In 1993, the Government introduced section 264 of the Criminal Code intended to penalize conduct commonly known as stalking which is now referred to as criminal harassment. The maximum punishment available for this offence is five years imprisonment. What may be even worse though is the stigma associated with this offence. People usually view stalkers as creepy, sick individuals (potentially even serial killers or rapists).
(a) repeatedly following from place to place the other person or anyone known to them;
(b) repeatedly communicating with, either directly or indirectly, the other person or anyone known to them;
(c) besetting or watching the dwelling-house, or place where the other person, or anyone known to them, resides, works, carries on business or happens to be; or
(d) engaging in threatening conduct directed at the other person or any member of their family.
It is important to note that the types of behaviour listed above would not constitute a crime if done with “lawful authority”. So if the police officer follows you from place to place because he investigates another crime does not mean that this officer is guilty of criminal harassment.
Another important aspect is that the types of conduct described above will not constitute criminal harassment unless engaged in by one person knowing that another person is harassed or recklessly as to whether the other person is harassed and also the conduct must cause that other person reasonably, in all the circumstances, to fear for their safety or the safety of anyone known to them.

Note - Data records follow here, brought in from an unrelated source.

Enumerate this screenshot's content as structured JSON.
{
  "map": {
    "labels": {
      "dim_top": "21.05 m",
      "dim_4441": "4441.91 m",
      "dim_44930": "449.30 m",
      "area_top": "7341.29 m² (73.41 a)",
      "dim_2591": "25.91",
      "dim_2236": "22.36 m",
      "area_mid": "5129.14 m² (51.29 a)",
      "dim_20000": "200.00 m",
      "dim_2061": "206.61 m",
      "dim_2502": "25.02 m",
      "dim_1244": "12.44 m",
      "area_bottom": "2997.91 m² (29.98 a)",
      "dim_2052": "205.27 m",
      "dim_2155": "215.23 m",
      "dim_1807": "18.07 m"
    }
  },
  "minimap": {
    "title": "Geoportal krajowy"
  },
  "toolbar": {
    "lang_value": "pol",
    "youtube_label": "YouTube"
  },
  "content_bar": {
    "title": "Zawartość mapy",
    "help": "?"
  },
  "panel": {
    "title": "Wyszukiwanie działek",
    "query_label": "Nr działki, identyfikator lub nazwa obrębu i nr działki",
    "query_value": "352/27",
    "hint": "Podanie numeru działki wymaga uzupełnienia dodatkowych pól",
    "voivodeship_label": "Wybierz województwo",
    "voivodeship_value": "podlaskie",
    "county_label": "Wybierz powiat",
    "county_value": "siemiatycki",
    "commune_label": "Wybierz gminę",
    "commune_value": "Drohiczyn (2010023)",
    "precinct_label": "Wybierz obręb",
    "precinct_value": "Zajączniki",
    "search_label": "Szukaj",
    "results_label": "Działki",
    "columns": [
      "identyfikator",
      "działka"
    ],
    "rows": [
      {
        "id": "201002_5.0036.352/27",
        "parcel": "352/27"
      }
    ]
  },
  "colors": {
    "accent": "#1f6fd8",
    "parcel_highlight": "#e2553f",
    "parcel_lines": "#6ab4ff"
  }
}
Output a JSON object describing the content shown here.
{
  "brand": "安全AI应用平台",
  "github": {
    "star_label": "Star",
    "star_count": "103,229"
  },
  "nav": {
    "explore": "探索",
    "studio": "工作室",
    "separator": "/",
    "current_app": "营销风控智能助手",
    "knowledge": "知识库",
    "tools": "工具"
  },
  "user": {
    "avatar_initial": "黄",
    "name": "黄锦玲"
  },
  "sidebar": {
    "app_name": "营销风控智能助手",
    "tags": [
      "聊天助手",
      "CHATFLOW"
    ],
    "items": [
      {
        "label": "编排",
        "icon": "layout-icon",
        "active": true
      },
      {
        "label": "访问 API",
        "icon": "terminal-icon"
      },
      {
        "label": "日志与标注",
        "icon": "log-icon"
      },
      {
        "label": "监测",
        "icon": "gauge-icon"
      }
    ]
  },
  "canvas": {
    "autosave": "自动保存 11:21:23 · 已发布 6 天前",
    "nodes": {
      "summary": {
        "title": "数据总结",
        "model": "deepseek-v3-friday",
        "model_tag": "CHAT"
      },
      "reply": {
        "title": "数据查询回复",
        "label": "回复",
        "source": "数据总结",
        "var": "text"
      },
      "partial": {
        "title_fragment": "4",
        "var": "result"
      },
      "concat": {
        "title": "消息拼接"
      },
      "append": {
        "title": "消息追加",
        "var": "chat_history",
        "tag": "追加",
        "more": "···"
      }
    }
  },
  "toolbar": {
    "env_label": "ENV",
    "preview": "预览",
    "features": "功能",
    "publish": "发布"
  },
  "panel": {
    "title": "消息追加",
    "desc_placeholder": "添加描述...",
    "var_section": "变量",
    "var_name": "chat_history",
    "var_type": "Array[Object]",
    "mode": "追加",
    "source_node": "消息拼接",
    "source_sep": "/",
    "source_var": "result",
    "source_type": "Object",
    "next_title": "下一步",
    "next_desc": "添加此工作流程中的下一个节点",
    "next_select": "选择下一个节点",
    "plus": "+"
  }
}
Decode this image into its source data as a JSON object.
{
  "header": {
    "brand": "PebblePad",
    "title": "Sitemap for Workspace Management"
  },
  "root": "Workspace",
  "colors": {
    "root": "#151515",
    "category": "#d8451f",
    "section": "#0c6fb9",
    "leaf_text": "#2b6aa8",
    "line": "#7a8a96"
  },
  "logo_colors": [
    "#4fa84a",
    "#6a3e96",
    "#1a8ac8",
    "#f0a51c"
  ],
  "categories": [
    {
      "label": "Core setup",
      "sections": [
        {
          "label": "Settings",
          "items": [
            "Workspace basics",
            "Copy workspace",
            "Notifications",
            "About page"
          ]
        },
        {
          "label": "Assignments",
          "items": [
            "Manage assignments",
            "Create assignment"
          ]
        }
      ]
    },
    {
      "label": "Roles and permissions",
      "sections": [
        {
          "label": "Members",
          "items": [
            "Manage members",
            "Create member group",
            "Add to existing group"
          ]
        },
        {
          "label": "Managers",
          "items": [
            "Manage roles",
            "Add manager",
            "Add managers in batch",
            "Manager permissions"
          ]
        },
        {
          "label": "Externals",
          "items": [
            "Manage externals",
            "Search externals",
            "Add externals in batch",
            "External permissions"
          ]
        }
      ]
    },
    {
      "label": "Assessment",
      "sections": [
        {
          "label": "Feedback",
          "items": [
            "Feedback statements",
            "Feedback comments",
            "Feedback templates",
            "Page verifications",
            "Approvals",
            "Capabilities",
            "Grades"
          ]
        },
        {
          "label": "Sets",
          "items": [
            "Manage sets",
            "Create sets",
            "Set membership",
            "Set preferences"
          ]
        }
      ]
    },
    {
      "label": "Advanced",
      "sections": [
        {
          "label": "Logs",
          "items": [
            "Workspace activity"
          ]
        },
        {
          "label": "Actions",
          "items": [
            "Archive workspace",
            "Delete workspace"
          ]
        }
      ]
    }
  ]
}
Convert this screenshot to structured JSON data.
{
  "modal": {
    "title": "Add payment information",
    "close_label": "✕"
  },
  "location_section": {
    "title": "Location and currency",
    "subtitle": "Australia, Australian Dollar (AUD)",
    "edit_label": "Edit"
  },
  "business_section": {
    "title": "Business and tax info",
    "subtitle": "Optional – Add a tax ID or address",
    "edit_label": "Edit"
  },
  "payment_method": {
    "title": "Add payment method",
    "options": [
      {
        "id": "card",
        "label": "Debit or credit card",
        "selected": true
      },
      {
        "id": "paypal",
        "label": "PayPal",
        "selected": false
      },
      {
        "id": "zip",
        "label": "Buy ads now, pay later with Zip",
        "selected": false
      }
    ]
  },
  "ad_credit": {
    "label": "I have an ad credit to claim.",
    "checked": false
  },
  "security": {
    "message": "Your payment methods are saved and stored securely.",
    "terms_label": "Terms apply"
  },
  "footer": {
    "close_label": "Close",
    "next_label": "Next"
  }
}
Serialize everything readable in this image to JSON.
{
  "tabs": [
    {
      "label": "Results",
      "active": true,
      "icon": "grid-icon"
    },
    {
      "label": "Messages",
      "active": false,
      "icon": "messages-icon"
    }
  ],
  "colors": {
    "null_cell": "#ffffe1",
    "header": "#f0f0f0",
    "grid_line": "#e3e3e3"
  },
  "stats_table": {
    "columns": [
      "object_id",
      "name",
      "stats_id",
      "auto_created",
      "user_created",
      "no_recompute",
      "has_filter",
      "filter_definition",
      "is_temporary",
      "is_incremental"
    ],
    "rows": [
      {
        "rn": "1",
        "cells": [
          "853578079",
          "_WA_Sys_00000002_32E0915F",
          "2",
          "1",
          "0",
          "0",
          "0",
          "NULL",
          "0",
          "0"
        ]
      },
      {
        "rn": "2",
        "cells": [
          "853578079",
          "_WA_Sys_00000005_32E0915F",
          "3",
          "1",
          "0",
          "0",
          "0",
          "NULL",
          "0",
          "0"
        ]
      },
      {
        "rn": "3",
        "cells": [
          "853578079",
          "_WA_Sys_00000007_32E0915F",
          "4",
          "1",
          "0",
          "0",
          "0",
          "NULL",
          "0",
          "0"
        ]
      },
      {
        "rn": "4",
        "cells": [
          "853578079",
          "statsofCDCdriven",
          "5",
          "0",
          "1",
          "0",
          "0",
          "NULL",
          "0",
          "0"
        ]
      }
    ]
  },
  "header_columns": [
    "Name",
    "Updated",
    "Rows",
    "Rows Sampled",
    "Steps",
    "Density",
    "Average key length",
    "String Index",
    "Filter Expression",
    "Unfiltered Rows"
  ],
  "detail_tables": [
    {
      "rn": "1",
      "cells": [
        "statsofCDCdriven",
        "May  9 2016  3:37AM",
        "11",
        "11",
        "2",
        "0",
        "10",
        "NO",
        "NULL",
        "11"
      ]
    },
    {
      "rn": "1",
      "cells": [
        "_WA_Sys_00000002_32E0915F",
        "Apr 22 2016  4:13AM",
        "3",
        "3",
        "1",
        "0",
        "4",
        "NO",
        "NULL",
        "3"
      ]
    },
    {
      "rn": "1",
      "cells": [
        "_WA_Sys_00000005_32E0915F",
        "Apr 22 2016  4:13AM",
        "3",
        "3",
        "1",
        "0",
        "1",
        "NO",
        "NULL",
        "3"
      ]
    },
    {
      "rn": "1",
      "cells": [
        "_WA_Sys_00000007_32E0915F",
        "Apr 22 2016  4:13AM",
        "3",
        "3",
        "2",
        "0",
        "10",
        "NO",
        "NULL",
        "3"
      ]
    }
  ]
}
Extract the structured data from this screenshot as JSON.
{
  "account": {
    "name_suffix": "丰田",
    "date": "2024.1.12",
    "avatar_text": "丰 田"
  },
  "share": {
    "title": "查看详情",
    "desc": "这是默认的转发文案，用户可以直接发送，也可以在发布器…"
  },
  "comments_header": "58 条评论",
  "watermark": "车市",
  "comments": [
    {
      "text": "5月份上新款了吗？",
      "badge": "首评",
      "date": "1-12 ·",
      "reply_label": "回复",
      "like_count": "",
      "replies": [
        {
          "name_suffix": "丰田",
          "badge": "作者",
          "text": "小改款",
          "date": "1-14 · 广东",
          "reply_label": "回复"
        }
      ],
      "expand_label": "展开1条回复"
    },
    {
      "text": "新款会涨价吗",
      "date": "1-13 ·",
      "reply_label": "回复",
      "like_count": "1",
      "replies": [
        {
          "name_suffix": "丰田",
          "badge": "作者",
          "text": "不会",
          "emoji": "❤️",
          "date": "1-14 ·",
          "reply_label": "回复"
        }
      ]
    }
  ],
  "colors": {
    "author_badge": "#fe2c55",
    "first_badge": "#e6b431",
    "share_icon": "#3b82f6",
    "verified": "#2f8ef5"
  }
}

In other words, if you don’t know, or should know but don’t really care, that your repeated phone calls to your former girlfriend in hopes of getting back together are unwelcome and, in addition, reasonably cause her to fear for her safety, then you can be found guilty of criminal harassment.
Over the years, the Courts have interpreted the criminal harassment section to include the following seven defining factors for conviction:
(1) The accused must have engaged in one or more of the types of conduct set out in the section and, in so doing, the accused must have intended to harass the complainant, or was reckless as to whether the conduct did in fact harass the complainant, and the complainant, in all the circumstances, must have experienced “reasonable fear” as a result of the accused’s conduct;
(2) The Crown need not establish that the complainant was actually threatened or that any actual physical or mental injury was caused to the complainant as a result of the accused’s conduct;
(3) “Repeatedly” in reference to the prohibited conduct means “many times over”, specifically more than once or twice, and the circumstances of each case will determine whether an act has been “repeatedly” performed;
(4) “Safety” means more than just freedom from physical harm, it includes freedom from fear of mental, emotional or psychological trauma;
(5) “Harassment” means the conduct must be unwelcome to the complainant and includes an element of tormenting the complainant;
(6) The test for reasonableness of fear for safety on the part of the complainant is whether a reasonable person, in the particular circumstances of the complainant, would fear for his or her safety or the safety of anyone known to them;
(7) In considering whether the complainant’s fears are reasonably held, the court must take into consideration the complainant’s gender, and the history and circumstances surrounding the prior relationship between the parties.
Any competent lawyer defending criminal harassment charge must turn his or her efforts at creating reasonable doubt as to whether (a) the conduct described in the section took place; (b) the accused acted with lawful authority; (c) the accused intended to harass the complainant or was reckless as to whether the complainant was harassed; and/or (d) the complainant was in fear for her safety or that of anyone known to her, or, if she was, the said fear was reasonable.
In the era of electronic communications, it becomes more and more difficult to deny the existence of repeated contact since more and more people use emails and text messaging which create proof of such contact. On the other hand, the tone and content of the communications becomes also readily apparent and can often be used to discredit the claim of harassing nature of such communications.
Unfortunately, this charge is often used (or rather abused) by separated or former spouses, especially in custody and access battles. For example, the wife would first provoke the husband by denying him access to the parties’ child and later, after the husband contacts her time and again demanding visitation, turns to police “for help”.
Similarly, often times in civil disputes, the would be defendants resort to criminal harassment complaints to discourage the would be plaintiffs from trying to pursue their civil claims. For example, I owe you money, you call and write to me demanding payment, I go to police and tell them that I am scared and the rest is history.
That is why the context of the relationship between the parties prior to the charge is extremely important and it is just as important that your lawyer understands family and/or civil law principles and not just criminal law concepts when defending you against this charge.